ASSIGNED TASK
The task calls for each line of the records below in which the word "true" appears.

Dataset rows for apps and sites:
[Start of section]

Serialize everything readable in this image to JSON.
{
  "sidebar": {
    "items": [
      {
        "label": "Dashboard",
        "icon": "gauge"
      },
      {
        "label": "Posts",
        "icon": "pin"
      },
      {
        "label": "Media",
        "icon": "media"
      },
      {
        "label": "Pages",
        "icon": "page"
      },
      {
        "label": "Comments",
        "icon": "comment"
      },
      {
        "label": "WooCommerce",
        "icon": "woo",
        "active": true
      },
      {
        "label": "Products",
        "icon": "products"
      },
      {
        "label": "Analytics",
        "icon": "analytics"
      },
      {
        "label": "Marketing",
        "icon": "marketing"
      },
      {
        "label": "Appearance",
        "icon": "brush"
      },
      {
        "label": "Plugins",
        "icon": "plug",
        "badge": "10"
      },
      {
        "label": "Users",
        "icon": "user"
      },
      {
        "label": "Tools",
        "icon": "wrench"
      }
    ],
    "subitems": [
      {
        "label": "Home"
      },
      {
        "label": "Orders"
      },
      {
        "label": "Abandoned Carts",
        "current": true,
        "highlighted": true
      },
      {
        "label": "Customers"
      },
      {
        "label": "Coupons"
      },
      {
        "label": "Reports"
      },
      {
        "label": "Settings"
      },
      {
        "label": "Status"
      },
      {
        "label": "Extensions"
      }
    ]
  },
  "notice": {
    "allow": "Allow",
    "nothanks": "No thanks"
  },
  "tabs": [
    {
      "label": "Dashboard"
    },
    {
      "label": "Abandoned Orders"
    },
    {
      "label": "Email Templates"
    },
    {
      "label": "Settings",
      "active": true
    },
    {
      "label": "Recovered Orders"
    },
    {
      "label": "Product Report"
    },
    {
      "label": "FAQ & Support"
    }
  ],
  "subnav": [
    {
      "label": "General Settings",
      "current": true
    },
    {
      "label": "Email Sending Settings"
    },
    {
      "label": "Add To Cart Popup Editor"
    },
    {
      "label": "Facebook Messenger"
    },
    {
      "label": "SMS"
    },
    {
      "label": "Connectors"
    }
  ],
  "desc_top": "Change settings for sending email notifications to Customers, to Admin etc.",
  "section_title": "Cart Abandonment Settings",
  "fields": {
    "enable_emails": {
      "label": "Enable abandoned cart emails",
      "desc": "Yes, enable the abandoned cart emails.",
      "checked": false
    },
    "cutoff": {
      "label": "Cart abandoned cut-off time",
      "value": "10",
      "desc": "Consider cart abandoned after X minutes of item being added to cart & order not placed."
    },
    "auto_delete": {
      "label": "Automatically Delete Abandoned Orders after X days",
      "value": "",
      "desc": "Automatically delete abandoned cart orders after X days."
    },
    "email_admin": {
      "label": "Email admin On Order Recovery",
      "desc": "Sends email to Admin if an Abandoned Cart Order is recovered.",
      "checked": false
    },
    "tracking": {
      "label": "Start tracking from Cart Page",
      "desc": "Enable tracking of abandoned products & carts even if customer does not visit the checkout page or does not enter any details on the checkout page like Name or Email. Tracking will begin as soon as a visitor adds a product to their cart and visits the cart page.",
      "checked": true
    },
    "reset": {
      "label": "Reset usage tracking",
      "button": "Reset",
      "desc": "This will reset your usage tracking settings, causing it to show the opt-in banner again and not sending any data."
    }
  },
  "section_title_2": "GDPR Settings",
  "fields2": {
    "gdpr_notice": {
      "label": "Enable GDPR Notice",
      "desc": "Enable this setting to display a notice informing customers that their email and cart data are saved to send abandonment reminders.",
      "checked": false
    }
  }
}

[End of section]
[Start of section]

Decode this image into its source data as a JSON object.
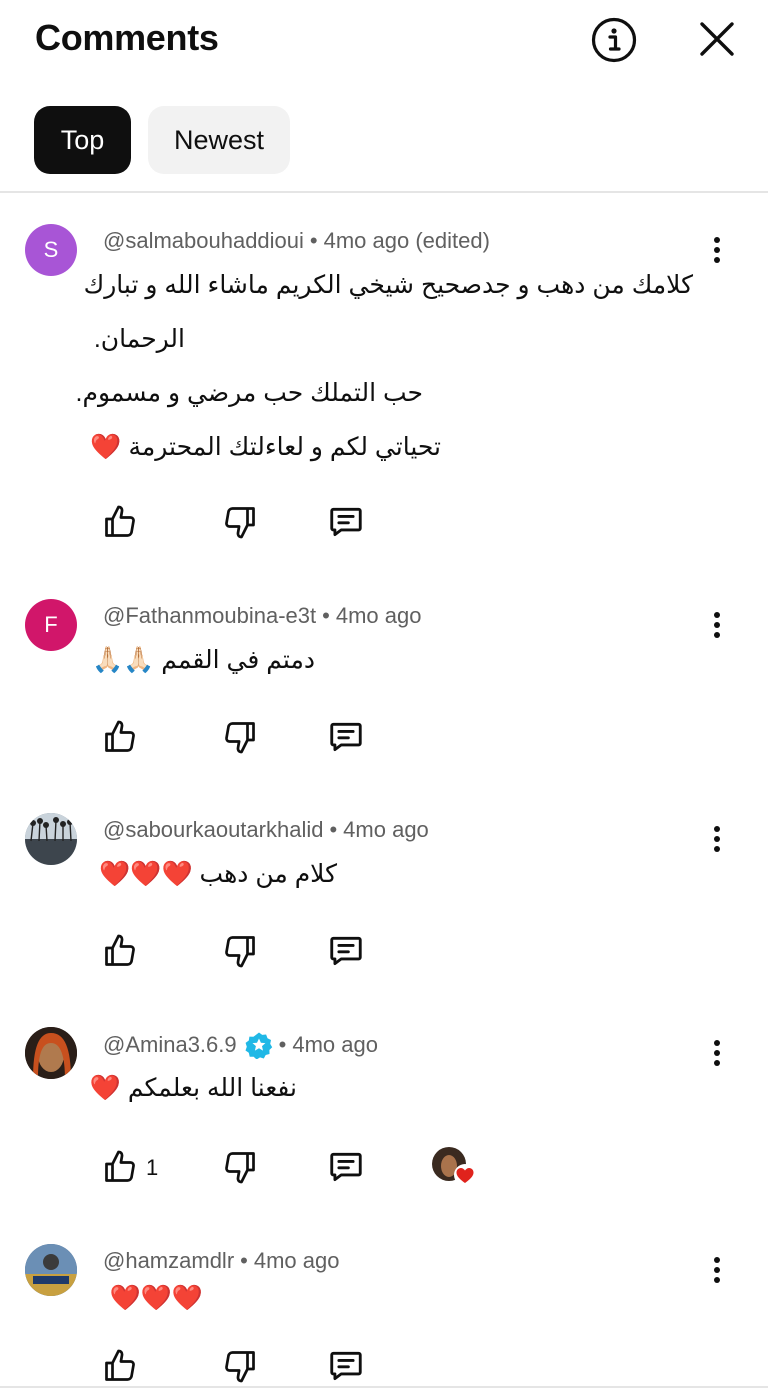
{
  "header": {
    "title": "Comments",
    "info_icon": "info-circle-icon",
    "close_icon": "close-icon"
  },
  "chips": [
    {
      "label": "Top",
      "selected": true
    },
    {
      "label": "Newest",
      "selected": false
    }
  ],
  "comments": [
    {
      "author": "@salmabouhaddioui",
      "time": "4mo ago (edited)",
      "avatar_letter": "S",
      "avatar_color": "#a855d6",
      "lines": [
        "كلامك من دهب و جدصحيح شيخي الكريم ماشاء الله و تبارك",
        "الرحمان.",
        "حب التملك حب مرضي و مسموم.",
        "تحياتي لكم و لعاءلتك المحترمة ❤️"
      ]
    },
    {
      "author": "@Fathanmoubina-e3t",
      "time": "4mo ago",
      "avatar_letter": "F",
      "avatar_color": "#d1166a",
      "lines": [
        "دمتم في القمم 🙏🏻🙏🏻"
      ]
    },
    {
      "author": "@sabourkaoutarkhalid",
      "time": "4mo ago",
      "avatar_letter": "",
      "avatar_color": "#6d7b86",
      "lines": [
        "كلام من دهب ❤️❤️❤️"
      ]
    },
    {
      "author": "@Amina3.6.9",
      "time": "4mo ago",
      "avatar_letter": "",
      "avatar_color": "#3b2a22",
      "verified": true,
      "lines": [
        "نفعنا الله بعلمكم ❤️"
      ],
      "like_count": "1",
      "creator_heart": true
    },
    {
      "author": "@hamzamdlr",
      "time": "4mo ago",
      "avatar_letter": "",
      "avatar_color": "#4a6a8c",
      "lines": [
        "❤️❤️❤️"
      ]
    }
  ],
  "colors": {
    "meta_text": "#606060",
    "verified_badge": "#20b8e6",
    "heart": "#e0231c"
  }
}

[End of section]

TASK RESULT
        "active": true
        "current": true,
        "highlighted": true
      "active": true
      "current": true
      "checked": true
      "selected": true
      "verified": true,
      "creator_heart": true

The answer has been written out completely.